The most publicized RCT of TACE was published in The New England Journal of Medicine in 1995. 13 This study was conducted by a consortium of French researchers who enrolled 96 patients at 24 medical centers. The large number of centers led to inconsistency in technique. Patients in the control group had an unusually high survival rate (43% at 1 year), which might be explained by the high proportion of patients with alco-hol-induced cirrhosis (73%). Furthermore, a high rate of liver failure was observed in the treatment group, which might be partially explained by the mandatory 4 cycles of chemoembolization, regardless of clinical symptomatology and tumor response.
A recent meta-analysis has demonstrated that 4 of the 6 RCTs comparing TACE with untreated controls failed to show any impact of TACE on patient survival. 32 Yet, each of these 4 RCTs was plagued by procedural variability and serious flaws in trial design, which severely discredit the results of these trials.
More recently, two well-designed randomized trials have shown a positive impact of chemoembolization on survival. An RCT by Lo et al 31 randomized patients to either chemoembolization (lipiodol, cisplatin, and gelfoam) or supportive care.
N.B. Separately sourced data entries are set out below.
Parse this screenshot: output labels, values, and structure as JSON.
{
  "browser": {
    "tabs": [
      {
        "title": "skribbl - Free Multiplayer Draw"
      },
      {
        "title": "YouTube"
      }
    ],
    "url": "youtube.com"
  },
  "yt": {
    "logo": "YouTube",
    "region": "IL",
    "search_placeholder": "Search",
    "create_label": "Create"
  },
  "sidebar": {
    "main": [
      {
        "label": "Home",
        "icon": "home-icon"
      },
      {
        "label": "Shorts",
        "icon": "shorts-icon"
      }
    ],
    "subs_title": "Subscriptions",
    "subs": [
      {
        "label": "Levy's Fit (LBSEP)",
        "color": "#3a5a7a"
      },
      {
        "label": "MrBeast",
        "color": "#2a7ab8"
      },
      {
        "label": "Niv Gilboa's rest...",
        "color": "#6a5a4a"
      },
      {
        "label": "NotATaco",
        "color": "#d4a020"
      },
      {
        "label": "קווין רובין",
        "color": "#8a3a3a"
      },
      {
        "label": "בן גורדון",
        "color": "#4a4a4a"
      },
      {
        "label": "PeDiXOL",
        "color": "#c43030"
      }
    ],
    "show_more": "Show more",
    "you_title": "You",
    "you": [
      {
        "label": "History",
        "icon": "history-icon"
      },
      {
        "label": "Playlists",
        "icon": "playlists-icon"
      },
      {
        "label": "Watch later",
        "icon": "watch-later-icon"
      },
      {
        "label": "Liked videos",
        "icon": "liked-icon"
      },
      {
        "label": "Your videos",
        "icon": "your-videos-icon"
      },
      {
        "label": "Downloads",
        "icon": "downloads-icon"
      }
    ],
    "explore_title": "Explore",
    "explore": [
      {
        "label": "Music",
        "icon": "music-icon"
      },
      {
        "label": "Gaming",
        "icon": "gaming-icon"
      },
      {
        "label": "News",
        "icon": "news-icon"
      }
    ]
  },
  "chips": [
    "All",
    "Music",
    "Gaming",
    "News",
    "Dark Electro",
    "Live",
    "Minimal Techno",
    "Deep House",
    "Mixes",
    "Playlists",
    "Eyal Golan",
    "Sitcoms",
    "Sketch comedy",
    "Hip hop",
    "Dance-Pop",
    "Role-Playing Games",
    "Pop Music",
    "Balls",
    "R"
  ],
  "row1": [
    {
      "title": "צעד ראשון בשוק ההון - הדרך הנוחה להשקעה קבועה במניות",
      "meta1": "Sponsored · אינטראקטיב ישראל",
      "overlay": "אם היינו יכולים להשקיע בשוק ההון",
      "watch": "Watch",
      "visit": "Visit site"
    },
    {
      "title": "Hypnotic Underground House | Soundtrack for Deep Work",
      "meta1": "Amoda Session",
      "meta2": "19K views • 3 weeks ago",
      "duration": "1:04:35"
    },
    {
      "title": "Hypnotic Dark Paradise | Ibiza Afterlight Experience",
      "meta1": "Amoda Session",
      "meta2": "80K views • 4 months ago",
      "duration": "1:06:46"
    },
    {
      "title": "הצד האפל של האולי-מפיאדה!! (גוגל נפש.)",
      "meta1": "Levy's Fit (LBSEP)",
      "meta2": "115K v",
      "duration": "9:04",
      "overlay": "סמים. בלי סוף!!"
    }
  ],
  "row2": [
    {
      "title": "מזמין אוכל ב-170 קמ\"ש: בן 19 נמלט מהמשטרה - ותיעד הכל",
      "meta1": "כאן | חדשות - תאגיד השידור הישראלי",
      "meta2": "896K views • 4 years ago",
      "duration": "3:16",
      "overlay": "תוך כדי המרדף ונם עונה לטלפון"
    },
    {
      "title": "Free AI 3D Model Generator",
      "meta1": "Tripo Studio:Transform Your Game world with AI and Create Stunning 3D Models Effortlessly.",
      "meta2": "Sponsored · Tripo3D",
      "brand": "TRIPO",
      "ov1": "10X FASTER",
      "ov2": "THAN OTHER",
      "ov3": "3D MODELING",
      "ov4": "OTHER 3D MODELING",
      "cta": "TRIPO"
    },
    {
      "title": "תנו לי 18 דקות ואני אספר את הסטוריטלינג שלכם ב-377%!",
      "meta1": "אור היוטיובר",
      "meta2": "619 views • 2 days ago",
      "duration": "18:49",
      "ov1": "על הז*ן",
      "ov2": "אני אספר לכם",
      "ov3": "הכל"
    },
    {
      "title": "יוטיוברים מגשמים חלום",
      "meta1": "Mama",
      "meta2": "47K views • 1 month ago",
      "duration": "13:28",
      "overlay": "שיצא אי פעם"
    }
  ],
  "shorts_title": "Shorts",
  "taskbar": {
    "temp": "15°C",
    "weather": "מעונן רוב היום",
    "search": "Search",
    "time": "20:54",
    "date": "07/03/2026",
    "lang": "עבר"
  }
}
Patient survival was found to be 57%, 31%, and 26% in the chemoembolization group, versus 32%, 11%, and 3% at 1, 2, and 3 years, respectively, in the supportive care group. A second RCT by Llovet et al 4 randomized 112 patients in Spain to TAE, TACE, or supportive care. This trial was stopped early, since TACE and TAE demonstrated a clear survival benefit, yielding 1- and 2-year survival rates of 82% and 63% for TACE, versus 63% and 27% for controls. 4 There is remarkable consistency in the results of these two trials despite differences in their patient populations (Asian patients with hepatitis B versus European patients with hepatitis C, respectively).
Despite a series of randomized trials that have not shown increased survival, recent RCTs convincingly demonstrate that chemoembolization improves patient survival. Chemoembolization has become the mainstay of treatment for patients with unresectable HCC. While TACE is not a cure for HCC, it is an effective therapy that merits further study.Back To Top
Chemoembolization of unresectable hepatocellular carcinoma: A review. Appl Radiol.